For this edition of Contextual Advertising Screw-Ups, a festive Pizza Hut ad appears atop a CNN story about a death row inmate who, for his last meal on earth, ordered pizza for a transient.
And while that was fuzzy-sweet of him, we weren't quite raring to order pizza online immediately thereafter.
(Note to Pizza Hut: add the word "killer" to campaign negative keywords.)
We do love a good contextual advertising screw-up. And because we're feeling nostalgic, let's tilt our heads and recall the time Expedia sent 35,000 troops to Iraq, or the time Microsoft sponsored the Wii contest water death, or the time a turpentine ad added texture to the tale of the pregnant girl who drank it to off herself.
The aptly named agency Mother, New York gives us Maternacord, the ultimate Mother's Day surprise.
Our favourite scene from the promo video:
Daughter: "It's tingling."
Mom: "That means it's working."
Why get Mom an iPod when you can umbilically reconnect? It's so deliciously creepy.
We just thought this was funny. And it wasn't that long ago, either.
In April 2004 Garrett French of Web Pro News wrote a post about Google's announcement of GMail - which, in Google's "loose, freewheeling" style, fell just before April Fool's Day.
"How long," French scoffed, "would it take before that ocean of email burst from the Google server farm and sank Washington?"
*Observes moment of silence for nostalgic wave*
Funny how standards can change.
We like gluelondon but we're not that impressed for their recent work done for Britain's Royal Navy recruitment efforts. Basically, it's a website that lets you send personalized video messages to your friends. Well, not all that personalized. From several videos of the Royal Navy doing their thing, one is chosen, the sender writes a message, chooses a name from a name list and then emails the thing to a friend or to the friends mobile.
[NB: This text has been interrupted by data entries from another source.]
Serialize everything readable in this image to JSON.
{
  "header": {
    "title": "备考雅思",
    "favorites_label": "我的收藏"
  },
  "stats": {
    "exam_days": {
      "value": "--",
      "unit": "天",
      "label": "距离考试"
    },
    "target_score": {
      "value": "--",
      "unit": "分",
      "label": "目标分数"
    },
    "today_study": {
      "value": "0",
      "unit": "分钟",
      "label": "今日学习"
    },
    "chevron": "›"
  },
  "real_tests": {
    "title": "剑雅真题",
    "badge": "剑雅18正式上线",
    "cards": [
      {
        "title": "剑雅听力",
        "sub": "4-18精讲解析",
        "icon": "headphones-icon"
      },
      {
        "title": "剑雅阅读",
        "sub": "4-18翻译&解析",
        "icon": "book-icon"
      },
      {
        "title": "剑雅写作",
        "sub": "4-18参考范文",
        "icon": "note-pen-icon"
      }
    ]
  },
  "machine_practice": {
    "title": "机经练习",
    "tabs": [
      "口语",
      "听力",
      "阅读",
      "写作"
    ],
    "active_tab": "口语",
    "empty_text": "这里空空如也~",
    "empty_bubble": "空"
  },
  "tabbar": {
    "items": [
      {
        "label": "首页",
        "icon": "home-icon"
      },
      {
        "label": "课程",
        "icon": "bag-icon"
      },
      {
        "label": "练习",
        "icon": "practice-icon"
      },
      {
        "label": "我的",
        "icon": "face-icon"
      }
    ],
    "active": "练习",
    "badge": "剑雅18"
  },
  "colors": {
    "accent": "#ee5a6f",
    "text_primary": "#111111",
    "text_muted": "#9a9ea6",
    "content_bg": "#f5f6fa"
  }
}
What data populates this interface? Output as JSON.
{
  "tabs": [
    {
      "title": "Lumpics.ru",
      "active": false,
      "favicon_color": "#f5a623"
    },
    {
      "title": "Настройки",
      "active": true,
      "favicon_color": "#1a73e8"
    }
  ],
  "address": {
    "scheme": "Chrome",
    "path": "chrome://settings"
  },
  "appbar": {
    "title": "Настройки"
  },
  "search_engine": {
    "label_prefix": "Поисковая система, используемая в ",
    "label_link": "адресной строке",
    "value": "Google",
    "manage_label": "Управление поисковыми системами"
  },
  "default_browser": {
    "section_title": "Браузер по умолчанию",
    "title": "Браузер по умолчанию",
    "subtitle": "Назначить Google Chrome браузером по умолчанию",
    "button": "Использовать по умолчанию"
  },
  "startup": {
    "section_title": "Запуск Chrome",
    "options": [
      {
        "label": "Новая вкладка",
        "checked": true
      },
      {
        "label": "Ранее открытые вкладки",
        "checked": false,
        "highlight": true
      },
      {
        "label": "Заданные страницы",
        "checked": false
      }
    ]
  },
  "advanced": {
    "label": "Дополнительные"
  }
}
Sadly, the site takes eons to load. It's one thing for a site to go through a slow pre-load which then results in a stellar experience but this site goes through a slew of very slow pre-loads, some of which stutteringly occur in the middle of the presentation which, itself, is far from stellar.
Targeted to 15-24 year olds, famous for their lack of attention span, we question how many will make it far enough through this site to actually click the Send button.
By gad, can it be? Why yes, it can! It's another CGM contest, this time for Malibu Rum's new Tropical Banana. All you have to do to win the cash prize is artistically interpret Banana Boat's "Day-O," made somehow less potent in a remix by DJ RJD2.
Be quick, yellow comrades - deadline's mid-June.
Hooray for acting like an ass on camera for cash. Though to be fair, if somebody handed us a check for $25,000 for dressing up like bananas and gyrating to a bad remix, we probably wouldn't drum up any angst. And if there's liquor in the deal (there would have to be), better still.
We can kind of see the esprit de coeur behind this Adidas wish-I-were-a-viral by glue London, but beyond that the sound effects drove us fucking insane.
It also takes more than an uploaded head and some doodles to imbibe the notion that impossible is nothing.
We know. In times of angst, we have exhausted the limits of Paint a number of times.
The PR guy's spiel:
"Slamdunk the moon and eat a flying shark in your own incredible adventure. Impossible Story lets users create a totally personalised animation in a matter of seconds. Anyone can be the star. Simply upload a picture of their head and use the A-Z keys to make your character achieve one unbelievable feat after another and then share your journey with your friends."
Forging on with the twisted but potentially viral Never Hide campaign, the folk at Feed Company befuddle us with Bikini Body Builder vs. Rubik's Cube.
Watch it. Really. Your life probably won't change but at least you'll have some reasonably amusing fodder to toss across the bar whilst drinking like a fish:
"So, like, there's this bikini bodybuilder, right..."
"Ew, gross! Those girls look like guys, ugh!"
"No, let me finish! She was wearing Ray Bans and that Borat swimsuit--"
"--and dancing around to some African drums--"
"--and solving a Rubik's Cube!"
OK, it's a slow news day around here so forgive us if we report the stunning news Playboy is going to set up shop in Second Life. Set to occur in June, details are scarce and Second Life Herald has a lot of questions such as will there be a virtual Mansion? Will the real world bunnies have anything to do with the virtual bunnies? Will there even be virtual bunnies? How many Playboy Bunny avatars will actually be fat, balding, middle aged gamer geeks getting their rocks off while staring at their virtual Bunny? Do tell, Hugh. Inquiring geeks want to know.
Today's knitting circle is the Tupperware party, and Brooke Shields is an integral part of said party, at least for the Chain of Confidence campaign.
This is a new social media effort geared toward connecting women and celebrating friendship, because that's what you call it when bored chicks get together for a long period of time and gossip about one another while painting their toenails and fussing with plastic containers of varying shapes, sizes and colours.
WHITTMANHART Interactive designed the campaign to "[challenge] women to tell their own inspirational stories of how friendship increases their confidence." Does it really?